Always calculate the potential return on investment (ROI) for any paid marketing effort. This isn't just about tracking money spent versus money made; consider other key performance indicators (KPIs) that contribute to financial success like customer lifetime value, conversion rates, and cost per lead. Use analytics and tracking tools to monitor these metrics closely and adjust tactics accordingly to maximise ROI.

5. Create compelling content

The content of your ads needs to resonate with the audience. It should be engaging, informative, and relevant, providing value that encourages viewers to take the next step. Ensure your calls to action (CTAs) are clear and compelling. Be creative – sometimes, unique or unconventional ads can perform better than safe, standard ones.

6. Monitor and optimise continuously

Paid marketing is not a set-it-and-forget-it deal. Continuously analyse the performance of your ads and make adjustments as needed. Look for trends in the data that indicate whether certain aspects of your campaign should be enhanced, scaled back, or discontinued. Also, remember point one: if you don’t think some marketing is working, what were the success metrics you originally put in front of it? Were they correct?

7. Set a realistic budget

Decide how much you can afford to spend on paid marketing in relation to other business costs and potential returns. It's important that this budget is realistic and sustainable over time, even if initial campaigns don't yield strong results.

9. Learn and adapt

Finally, view every campaign as a learning opportunity. If a campaign didn’t perform as expected, dig into the why and learn from it. Marketing is always evolving, and flexibility and adaptability are key traits of successful marketing strategies, especially for startups.

10. Create growth circles

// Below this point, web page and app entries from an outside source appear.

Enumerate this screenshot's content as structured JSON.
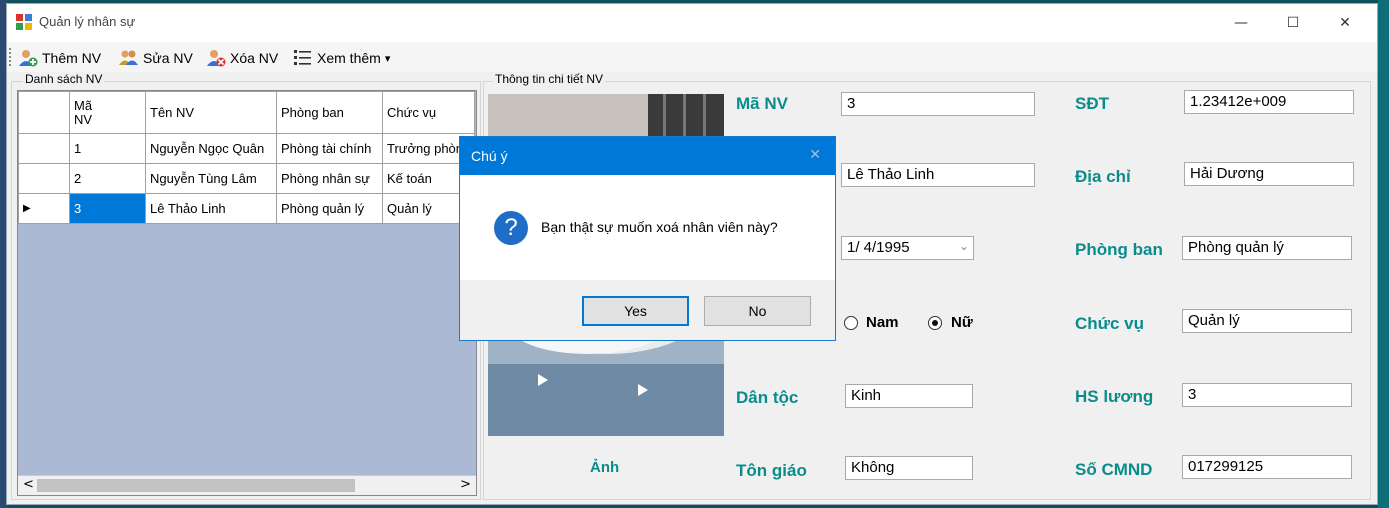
{
  "window": {
    "title": "Quản lý nhân sự",
    "controls": {
      "minimize": "—",
      "maximize": "☐",
      "close": "✕"
    }
  },
  "toolbar": {
    "add_label": "Thêm NV",
    "edit_label": "Sửa NV",
    "delete_label": "Xóa NV",
    "more_label": "Xem thêm",
    "more_arrow": "▾"
  },
  "list_group": {
    "title": "Danh sách NV"
  },
  "grid": {
    "columns": [
      "Mã\nNV",
      "Tên NV",
      "Phòng ban",
      "Chức vụ"
    ],
    "rows": [
      {
        "marker": "",
        "ma": "1",
        "ten": "Nguyễn Ngọc Quân",
        "phong": "Phòng tài chính",
        "chucvu": "Trưởng phòng"
      },
      {
        "marker": "",
        "ma": "2",
        "ten": "Nguyễn Tùng Lâm",
        "phong": "Phòng nhân sự",
        "chucvu": "Kế toán"
      },
      {
        "marker": "▶",
        "ma": "3",
        "ten": "Lê Thảo Linh",
        "phong": "Phòng quản lý",
        "chucvu": "Quản lý"
      }
    ],
    "scroll_left": "<",
    "scroll_right": ">"
  },
  "detail_group": {
    "title": "Thông tin chi tiết NV"
  },
  "detail": {
    "ma_nv_label": "Mã NV",
    "ma_nv_value": "3",
    "ten_value": "Lê Thảo Linh",
    "ngay_sinh_value": "1/  4/1995",
    "gioi_tinh_nam": "Nam",
    "gioi_tinh_nu": "Nữ",
    "dan_toc_label": "Dân tộc",
    "dan_toc_value": "Kinh",
    "ton_giao_label": "Tôn giáo",
    "ton_giao_value": "Không",
    "anh_label": "Ảnh",
    "sdt_label": "SĐT",
    "sdt_value": "1.23412e+009",
    "dia_chi_label": "Địa chỉ",
    "dia_chi_value": "Hải Dương",
    "phong_ban_label": "Phòng ban",
    "phong_ban_value": "Phòng quản lý",
    "chuc_vu_label": "Chức vụ",
    "chuc_vu_value": "Quản lý",
    "hs_luong_label": "HS lương",
    "hs_luong_value": "3",
    "so_cmnd_label": "Số CMND",
    "so_cmnd_value": "017299125"
  },
  "dialog": {
    "title": "Chú ý",
    "message": "Bạn thật sự muốn xoá nhân viên này?",
    "yes_label": "Yes",
    "no_label": "No",
    "close_glyph": "✕",
    "icon_glyph": "?"
  },
  "colors": {
    "accent": "#0078d7",
    "label_teal": "#0b8c8c",
    "grid_bg": "#abb9d4"
  }
}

At Wake The Bear, for our startups and scaleups, we look to create marketing driven growth circles. These are effectively marketing investment circles that start relatively small for the business, using only the cashflow the business can tolerate to invest, but as the marketing of each round of investment delivers payback in ROI, the size of the growth circle subsequently increases as more investment can then be added in. This series of growth circles can help take your business from hand-to-mouth marketing where you may only know your marketing budget for the month once you know sales from the previous, to being able to build and scale the business more rapidly with higher investments in both performance and brand marketing.

The bottom line

Navigating the realms of cashflow protection and marketing investment is no mean feat. It demands a blend of discipline, creativity, and a dash of daring. ‘Speculate to accumulate’ still rings true, but let's refine it: speculate wisely to accumulate sustainably. It's about making judicious bets, not gambling your future.

For those grappling with this balancing act, remember you're not alone. The road of entrepreneurship is fraught with challenges, but it's also paved with opportunities for those willing to learn, adapt, and persevere. So, to all entrepreneurs, roll up your sleeves, make those calculated moves, and watch your ventures flourish.